Our roundtable was in agreement that one of the best strategies available to healthcare organizations is to move existing staff, especially nurses, to areas and departments where they are most needed. For example, some healthcare systems have transferred nurses who worked in outpatient facilities back to their original in-hospital departments.
In addition, staff who were furloughed when their outpatient facilities closed or reduced operations have been offered in-hospital positions.
Takeaway #7: Hospitals Located in Popular Destinations Are Seeing More Entry-level Candidates
Environmental and food service workers in the healthcare industry are also in great demand right now. Hospitals that are based in popular travel destinations are experiencing a rare opportunity to attract experienced workers who were laid off by nearby hotels, restaurants and casinos.
However, at least one roundtable participant noted that some hourly workers are afraid to work in healthcare right now, fearing increased exposure to COVID-19.
Takeaway #8: Healthcare Organizations Are Developing Programs to Support their People
The professionals in our roundtable are acutely aware of the incredibly difficult jobs that healthcare workers are currently performing. Their organizations are finding a variety of ways to support their staff and their families during this crisis, such as:
- Distributing groceries to employees working long hours, to spare them the need to go shopping.
- Allowing employees to order pizza from their cafeterias to bring home for dinner.
- Arranging discounts and deals from local business for employees and their families.
- Providing expanded mental health support. (It was noted that Headspace, the guided meditation app, is offering free Headspace Plus subscriptions to U.S. healthcare professionals who work in public settings to the end of the year.)
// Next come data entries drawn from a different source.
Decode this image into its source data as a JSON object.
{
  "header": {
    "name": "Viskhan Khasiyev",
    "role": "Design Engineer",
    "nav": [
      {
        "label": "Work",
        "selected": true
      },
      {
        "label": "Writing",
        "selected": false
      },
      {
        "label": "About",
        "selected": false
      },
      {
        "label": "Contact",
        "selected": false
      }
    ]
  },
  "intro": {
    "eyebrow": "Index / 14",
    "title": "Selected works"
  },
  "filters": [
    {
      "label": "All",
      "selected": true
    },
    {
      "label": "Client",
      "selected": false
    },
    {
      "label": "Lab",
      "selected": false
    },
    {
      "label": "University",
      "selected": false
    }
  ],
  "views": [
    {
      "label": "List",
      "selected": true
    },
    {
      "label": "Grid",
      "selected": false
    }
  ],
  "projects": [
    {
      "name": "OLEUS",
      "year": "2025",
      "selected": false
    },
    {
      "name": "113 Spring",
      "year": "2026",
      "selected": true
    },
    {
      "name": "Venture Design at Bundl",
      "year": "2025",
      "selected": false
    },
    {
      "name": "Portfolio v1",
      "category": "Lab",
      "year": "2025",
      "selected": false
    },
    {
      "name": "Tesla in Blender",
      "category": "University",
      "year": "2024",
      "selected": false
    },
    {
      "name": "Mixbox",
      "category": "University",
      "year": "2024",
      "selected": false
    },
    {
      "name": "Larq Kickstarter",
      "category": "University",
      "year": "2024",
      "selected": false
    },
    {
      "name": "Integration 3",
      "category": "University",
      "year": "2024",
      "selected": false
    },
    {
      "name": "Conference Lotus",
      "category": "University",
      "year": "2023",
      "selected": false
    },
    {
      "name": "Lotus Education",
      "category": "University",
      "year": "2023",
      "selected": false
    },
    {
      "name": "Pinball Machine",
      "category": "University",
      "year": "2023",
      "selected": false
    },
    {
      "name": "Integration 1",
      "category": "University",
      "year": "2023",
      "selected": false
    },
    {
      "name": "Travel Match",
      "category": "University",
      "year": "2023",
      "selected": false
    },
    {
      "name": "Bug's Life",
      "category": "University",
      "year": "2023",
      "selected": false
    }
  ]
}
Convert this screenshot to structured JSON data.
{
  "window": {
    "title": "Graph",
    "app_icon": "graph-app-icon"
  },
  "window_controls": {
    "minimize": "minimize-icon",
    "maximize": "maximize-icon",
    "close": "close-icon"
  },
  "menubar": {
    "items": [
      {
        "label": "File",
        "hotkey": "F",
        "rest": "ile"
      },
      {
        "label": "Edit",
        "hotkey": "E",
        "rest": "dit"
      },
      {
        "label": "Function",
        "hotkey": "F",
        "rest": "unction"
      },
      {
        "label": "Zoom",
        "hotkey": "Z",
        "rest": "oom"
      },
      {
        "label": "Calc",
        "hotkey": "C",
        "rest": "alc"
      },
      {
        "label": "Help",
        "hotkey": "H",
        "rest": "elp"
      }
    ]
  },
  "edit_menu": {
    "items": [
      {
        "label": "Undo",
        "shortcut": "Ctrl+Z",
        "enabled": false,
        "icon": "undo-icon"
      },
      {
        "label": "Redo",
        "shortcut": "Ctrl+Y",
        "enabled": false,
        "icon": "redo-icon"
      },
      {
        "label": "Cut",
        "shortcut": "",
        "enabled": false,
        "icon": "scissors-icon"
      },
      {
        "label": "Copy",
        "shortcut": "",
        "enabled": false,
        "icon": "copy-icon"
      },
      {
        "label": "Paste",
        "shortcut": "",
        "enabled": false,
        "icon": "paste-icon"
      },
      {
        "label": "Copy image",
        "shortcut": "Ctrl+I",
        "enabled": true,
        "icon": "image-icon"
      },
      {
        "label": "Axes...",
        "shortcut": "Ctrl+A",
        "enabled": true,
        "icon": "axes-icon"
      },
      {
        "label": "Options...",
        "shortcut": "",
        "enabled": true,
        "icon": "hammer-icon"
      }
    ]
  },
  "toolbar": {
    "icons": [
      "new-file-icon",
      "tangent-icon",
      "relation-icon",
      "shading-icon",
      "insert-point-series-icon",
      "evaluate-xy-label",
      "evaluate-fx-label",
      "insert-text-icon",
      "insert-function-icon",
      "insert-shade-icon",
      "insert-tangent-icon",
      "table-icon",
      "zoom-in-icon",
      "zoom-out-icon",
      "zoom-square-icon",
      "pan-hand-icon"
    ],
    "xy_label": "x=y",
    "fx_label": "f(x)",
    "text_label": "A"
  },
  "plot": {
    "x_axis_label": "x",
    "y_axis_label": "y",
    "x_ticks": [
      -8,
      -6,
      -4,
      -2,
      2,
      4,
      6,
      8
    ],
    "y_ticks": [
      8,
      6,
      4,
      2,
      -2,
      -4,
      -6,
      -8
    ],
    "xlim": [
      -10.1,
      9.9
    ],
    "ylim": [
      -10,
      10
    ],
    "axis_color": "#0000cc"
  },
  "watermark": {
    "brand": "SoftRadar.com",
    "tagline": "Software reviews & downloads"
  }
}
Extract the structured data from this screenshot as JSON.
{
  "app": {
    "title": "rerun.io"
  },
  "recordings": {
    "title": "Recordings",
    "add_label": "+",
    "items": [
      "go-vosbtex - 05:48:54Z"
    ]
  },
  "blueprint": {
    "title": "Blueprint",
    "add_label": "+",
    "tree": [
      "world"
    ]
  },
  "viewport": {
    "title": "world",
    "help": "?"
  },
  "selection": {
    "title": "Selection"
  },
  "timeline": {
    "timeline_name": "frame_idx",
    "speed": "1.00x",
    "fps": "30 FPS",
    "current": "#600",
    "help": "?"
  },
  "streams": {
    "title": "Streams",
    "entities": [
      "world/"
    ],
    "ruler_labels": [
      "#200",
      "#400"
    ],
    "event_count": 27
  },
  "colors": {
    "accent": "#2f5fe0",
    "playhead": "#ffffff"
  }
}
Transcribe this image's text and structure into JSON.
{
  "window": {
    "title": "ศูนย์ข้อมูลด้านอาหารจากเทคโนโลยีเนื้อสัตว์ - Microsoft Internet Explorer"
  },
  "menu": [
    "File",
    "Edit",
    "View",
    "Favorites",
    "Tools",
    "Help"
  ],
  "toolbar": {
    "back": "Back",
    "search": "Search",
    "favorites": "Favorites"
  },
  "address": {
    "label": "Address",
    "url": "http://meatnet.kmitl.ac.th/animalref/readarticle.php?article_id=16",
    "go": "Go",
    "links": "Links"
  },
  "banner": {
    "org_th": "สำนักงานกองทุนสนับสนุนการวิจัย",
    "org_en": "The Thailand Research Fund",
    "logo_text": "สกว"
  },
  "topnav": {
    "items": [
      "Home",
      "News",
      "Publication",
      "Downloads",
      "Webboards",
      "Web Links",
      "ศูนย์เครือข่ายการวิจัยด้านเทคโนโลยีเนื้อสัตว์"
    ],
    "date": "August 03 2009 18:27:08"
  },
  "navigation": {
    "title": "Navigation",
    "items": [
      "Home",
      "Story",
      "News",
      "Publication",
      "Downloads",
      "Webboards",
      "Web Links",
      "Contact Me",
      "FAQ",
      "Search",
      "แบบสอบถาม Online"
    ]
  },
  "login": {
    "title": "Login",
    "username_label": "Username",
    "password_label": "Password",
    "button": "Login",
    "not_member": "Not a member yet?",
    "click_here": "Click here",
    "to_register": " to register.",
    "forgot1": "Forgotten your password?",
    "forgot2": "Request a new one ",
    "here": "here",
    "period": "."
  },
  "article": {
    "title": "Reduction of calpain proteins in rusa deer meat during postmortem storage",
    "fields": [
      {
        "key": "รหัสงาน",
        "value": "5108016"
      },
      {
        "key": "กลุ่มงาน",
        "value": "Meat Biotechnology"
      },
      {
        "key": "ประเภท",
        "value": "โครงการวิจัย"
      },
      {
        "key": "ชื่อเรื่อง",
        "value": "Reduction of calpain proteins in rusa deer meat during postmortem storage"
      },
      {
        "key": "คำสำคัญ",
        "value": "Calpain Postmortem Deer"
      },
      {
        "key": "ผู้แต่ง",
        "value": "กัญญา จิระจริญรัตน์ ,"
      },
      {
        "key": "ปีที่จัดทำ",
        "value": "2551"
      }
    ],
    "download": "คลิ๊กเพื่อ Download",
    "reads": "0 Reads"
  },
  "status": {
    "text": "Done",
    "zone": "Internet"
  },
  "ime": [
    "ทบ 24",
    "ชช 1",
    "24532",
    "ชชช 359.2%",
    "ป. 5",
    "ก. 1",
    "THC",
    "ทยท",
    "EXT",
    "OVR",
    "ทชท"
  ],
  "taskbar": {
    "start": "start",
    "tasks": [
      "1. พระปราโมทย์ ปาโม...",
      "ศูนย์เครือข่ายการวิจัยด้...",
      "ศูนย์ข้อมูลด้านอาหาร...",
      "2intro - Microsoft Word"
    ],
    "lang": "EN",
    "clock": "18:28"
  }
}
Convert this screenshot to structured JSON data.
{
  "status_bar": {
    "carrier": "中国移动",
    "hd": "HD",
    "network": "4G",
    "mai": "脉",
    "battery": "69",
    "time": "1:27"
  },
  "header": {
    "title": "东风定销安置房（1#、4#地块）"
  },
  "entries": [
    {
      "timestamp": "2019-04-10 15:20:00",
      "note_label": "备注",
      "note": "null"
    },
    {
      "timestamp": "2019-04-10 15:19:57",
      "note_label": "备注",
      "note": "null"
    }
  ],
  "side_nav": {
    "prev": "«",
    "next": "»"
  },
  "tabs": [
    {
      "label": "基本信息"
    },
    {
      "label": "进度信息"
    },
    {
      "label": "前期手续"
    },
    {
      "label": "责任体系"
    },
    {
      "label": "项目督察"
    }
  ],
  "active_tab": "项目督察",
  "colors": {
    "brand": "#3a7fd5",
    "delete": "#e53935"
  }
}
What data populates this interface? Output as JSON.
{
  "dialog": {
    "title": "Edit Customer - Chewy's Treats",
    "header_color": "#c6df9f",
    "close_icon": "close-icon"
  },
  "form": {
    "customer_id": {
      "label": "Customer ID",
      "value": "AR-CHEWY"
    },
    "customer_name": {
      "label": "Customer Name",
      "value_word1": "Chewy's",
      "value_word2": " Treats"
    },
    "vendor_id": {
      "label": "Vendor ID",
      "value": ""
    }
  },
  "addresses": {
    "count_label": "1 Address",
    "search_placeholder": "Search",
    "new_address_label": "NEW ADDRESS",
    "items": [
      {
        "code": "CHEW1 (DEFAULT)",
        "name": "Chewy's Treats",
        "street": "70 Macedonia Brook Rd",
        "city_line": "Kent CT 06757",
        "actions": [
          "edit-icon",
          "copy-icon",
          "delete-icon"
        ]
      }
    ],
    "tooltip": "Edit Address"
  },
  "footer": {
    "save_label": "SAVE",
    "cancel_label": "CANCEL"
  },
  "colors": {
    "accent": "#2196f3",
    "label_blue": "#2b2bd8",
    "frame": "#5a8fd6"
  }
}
Finally, our roundtable expressed collective admiration for doctors, nurses and support staff on the front lines. They noted that, in their conversations with healthcare professionals, they’re impressed and inspired by their commitment to serve during this remarkably challenging time. At UrbanBound, we second that emotion. (And we think our roundtable participants are pretty impressive, too.)
Takeaway #9: Healthcare Mobility Pros Are Rethinking their Relocation Programs
Just as they are adopting new recruiting practices in a pandemic, healthcare organizations are reevaluating their relocation programs. Beyond the roundtable discussion, healthcare mobility professionals are telling us that traditional relocation management methods are no longer serving them well.
As with recruiting, they’re looking to leverage relocation technology more fully, providing guidance and support to relocating employees without adding to the organization’s administrative burden. In order to entice more healthcare professionals to transfer, they’re looking to offer them greater flexibility and choice, so transferees can customize their relocation benefits without creating program exceptions.
Similarly, they’re eager to provide new hires with more virtual information about their new areas in advance of a home-finding trip. They are increasingly appreciating the value of tech-based relocation portals as a way to speed decision making, even as physical travel has become more challenging.
In short, as they adapt to a rapid-changing healthcare landscape, they are recognizing that their relocation programs must adapt and advance as well.
UrbanBound is a tech-driven relocation management company that modernizes the way companies relocate their employees while reducing costs by greater than 25%. If you want to learn more about UrbanBound, request a demo!